(1) Background: Current evidence on the association between greenery and physical activity (PA) remains inconsistent. Most studies on this association use objective measures of greenness, which do not reveal people’s perceptions of greenness in neighborhoods, or the role of quality components of greenness, such as shade, trees, and the presence of nature on this association. (2) Methods: Drawing on data from the Neighborhood Environment and Health Survey—a cross-sectional population-based survey of Denver residents in 2007—we examined which measures of greenness (perceived and objective) correlated with the self-reported PA. We also assessed how components of perceived greenness, shade, trees and the presence of nature, correlated with PA. (3) Results: Perceived greenness, reflecting perception of trees, shade and the presence of nature, was positively associated with reported moderate–vigorous PA. Conclusion: Findings provide evidence that quality aspects of greenness affect people’s perception of the neighborhood in a way that relates to PA. The individual contributions of shade, trees, and the presence of nature in this association should be analyzed in future studies. Understanding the link between shade and trees and PA has implications for how to plan for walkability and sun safety at the neighborhood scale.
This is an open access article distributed under the Creative Commons Attribution License
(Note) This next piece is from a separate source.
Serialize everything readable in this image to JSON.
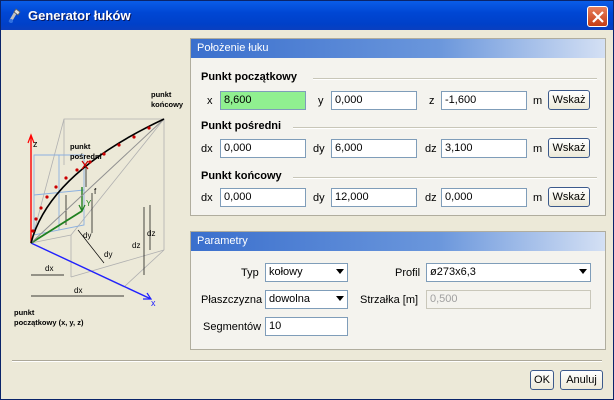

which permits unrestricted use, distribution, and reproduction in any medium, provided the original work is properly cited